McCoury, Pres. Hall open Music Academy of the American South

by Ryan Snyder

Justin Poindexter was on his way to a New York City gig one afternoon, schlepping a Fender Deluxe Reverb amp, a Telecaster and lap steel by himself through the subway when a group of boarding mariachis led him to a sublime realization. Each player was responsible for but a single instrument — accordion, guitar, whatever — these guys have the right idea, he thought. The UNC School of the Arts alum and Greensboro native powwowed with his Tres Amigos bandmates and retooled their arrangement for greater portability, letting their own skills and relationships with their instruments foster versatility. They’re now the epitome of a roots-music combo, and that spirit is reflected in his alma mater’s Music Academy of the American South, which Poindexter is stewarding into its inaugural session this weekend.

A disciple of Southern roots since his days studying composition at UNCSA, the idea for a weekend-long inquiry into Southern roots that’s equally academic and performance based stemmed from a conversation with the school’s chancellor John Mauceri.

“The school is obviously a creative conservatory with a rich scene around it. Take someone in North Carolina, like Martha Bassett or Matt Kendrick; they’ll wake up and play a gospel gig, they’ll go play a folk festival, then they’ll play a jazz gig at night,” Poindexter said. “That to me is what makes our area so unique. There’s this versatility among the musicians. You’ve got the rural country music that’s deeply bred into the area, there’s an original style of blues music that has a lot more in common with folk music and early jazz. These are all from our area and I think that’s something really worth recognizing.”

The programming for the very first MAAS, starting this Friday and running through Sunday at various sites in and around the school, is like something out of an Americana aficionado’s fantasy. Among a performance lineup that includes Bassett, celebrated North Carolina-born songwriter and UNCSA alum Jim Lauderdale, and flatpicking master Tony Rice are iconic a handful of iconic artists that originate from outside of Appalachia, but have exerted a pervasive influence throughout roots music nonetheless. Friday night’s opening performance will be headlined by the Del McCoury Band, while the New Orleans brass institution the Preservation Hall Jazz Band will be Saturday night’s main draw.

Poindexter’s outside-the-box vision for MAAS has positioned it as a rather unique experience for those coming simply for the music. A festival favorite, Lauderdale has at some point performed with almost artist on the bill, and the Del McCoury Band and the Preservation Hall Jazz Band are no strangers to collaboration. The two cornerstones of American music offered up the cooperative album American Legacies last year and while most of the artists will be present for the entire weekend, Poindexter promises only the unexpected.

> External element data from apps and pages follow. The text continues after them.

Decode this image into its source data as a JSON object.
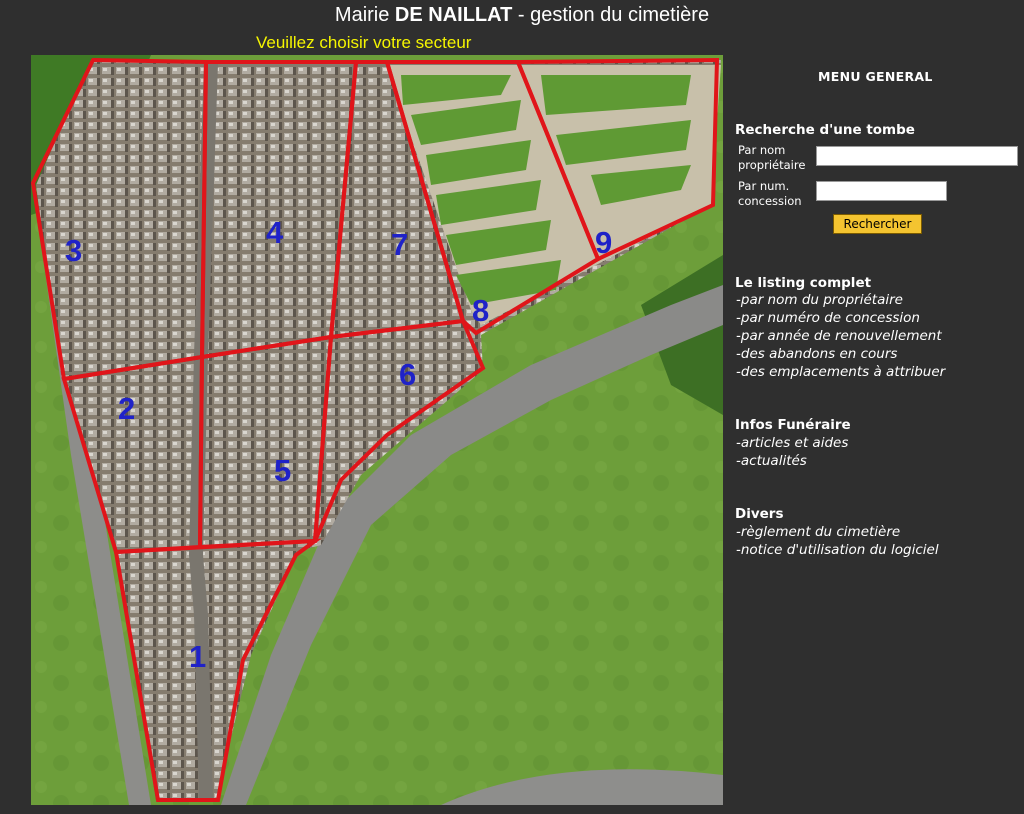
{
  "header": {
    "title_prefix": "Mairie ",
    "title_commune": "DE NAILLAT",
    "title_suffix": " - gestion du cimetière",
    "subtitle": "Veuillez choisir votre secteur"
  },
  "map": {
    "sectors": [
      {
        "id": 1,
        "label": "1"
      },
      {
        "id": 2,
        "label": "2"
      },
      {
        "id": 3,
        "label": "3"
      },
      {
        "id": 4,
        "label": "4"
      },
      {
        "id": 5,
        "label": "5"
      },
      {
        "id": 6,
        "label": "6"
      },
      {
        "id": 7,
        "label": "7"
      },
      {
        "id": 8,
        "label": "8"
      },
      {
        "id": 9,
        "label": "9"
      }
    ],
    "colors": {
      "sector_border": "#e0151a",
      "sector_label": "#1f22c8",
      "grass": "#6ea03c",
      "road": "#8c8c8c"
    }
  },
  "sidebar": {
    "menu_title": "MENU GENERAL",
    "search": {
      "heading": "Recherche d'une tombe",
      "by_name_label_1": "Par nom",
      "by_name_label_2": "propriétaire",
      "by_concession_label_1": "Par num.",
      "by_concession_label_2": "concession",
      "name_value": "",
      "concession_value": "",
      "button_label": "Rechercher"
    },
    "listing": {
      "heading": "Le listing complet",
      "links": [
        "-par nom du propriétaire",
        "-par numéro de concession",
        "-par année de renouvellement",
        "-des abandons en cours",
        "-des emplacements à attribuer"
      ]
    },
    "infos": {
      "heading": "Infos Funéraire",
      "links": [
        "-articles et aides",
        "-actualités"
      ]
    },
    "divers": {
      "heading": "Divers",
      "links": [
        "-règlement du cimetière",
        "-notice d'utilisation du logiciel"
      ]
    }
  }
}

“I will say that there’s a lot of artists coming — ready, willing and collaborative,” he said. “We want to have combinations of people playing together that are surprising, may be a Grammy-winning combination, but also may be something that has never happened before.”

What will most assuredly happen are tributes to some of the scene’s iconic figures that have passed on in recent weeks. Poindexter had originally planned to have Doc Watson interviewed by artists in attendance, but the legendary picker’s ill health and unfortunate passing last week will only allow for a host of memorials to him and his distinguished peer Earl Scruggs, who died in late March.

“Doc to me represents exactly what this is about: a great musician who just absorbs everything around him. If you went to see Doc, you heard spirituals, gospel music, blues, folk tunes, jazz and all with that same wonderful acoustic guitar and easy, soulful voice,” Poindexter said. “To me, he’s the perfect example of what we’re trying to achieve: to show how much this music has in common and how all of these influences can come together and be something really special.”

Watson was also slated to perform at renowned luthier Wayne Henderson’s festival later this month, but the guitar maker that Poindexter calls something of a spiritual guru for musicians will instead bring several of his guitars of varying stages of construction for a craft demonstration, along with doing a little picking. His workshop and the litany of other master’s classes hint at how MAAS will expand in the coming years, but Poindexter noted that the performances will always be a key aspect.

“The idea is eventually we’ll expand it into the summer sessions at the School of the Arts, where people can come and take classes and lessons to learn to play all the different styles of roots music,” he said. “But we’ll always have a healthy listing of concerts that every year will be interesting and surprising.”

See the full schedule at